** Task details **
Report how many lines below contain the word "value". Give only the number.

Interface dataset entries
[Start of Attachment]
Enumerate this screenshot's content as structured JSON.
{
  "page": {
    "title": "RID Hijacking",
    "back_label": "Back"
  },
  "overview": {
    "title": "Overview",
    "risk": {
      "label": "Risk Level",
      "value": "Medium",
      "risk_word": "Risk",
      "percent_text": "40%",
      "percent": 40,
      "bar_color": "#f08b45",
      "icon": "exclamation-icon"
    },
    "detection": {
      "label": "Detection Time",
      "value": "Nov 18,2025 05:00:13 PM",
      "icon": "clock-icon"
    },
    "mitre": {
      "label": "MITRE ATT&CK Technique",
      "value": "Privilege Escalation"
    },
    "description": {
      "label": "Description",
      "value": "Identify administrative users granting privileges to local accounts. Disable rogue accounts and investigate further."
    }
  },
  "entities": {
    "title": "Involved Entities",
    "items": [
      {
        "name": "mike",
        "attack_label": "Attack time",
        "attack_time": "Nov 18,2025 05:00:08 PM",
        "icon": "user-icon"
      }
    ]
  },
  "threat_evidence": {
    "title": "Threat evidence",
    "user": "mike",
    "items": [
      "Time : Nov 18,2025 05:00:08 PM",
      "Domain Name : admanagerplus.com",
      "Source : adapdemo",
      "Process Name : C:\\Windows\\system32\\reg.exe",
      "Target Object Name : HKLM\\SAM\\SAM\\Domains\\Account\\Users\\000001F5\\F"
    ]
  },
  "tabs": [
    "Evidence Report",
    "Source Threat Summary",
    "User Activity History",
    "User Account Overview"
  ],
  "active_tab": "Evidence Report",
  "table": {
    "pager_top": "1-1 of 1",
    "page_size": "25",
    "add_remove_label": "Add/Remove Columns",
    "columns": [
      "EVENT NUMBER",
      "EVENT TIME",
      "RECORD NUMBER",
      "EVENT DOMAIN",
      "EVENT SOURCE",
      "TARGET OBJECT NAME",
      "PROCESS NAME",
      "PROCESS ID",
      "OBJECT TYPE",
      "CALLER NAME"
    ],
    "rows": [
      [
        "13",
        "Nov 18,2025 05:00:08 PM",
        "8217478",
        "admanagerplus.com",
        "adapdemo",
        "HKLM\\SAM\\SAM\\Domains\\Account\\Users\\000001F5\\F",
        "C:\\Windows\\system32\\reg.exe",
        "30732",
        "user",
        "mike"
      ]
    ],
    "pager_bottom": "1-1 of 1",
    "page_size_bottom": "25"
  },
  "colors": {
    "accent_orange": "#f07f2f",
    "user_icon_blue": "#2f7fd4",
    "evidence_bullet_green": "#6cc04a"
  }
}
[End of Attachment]
** Completed task **
4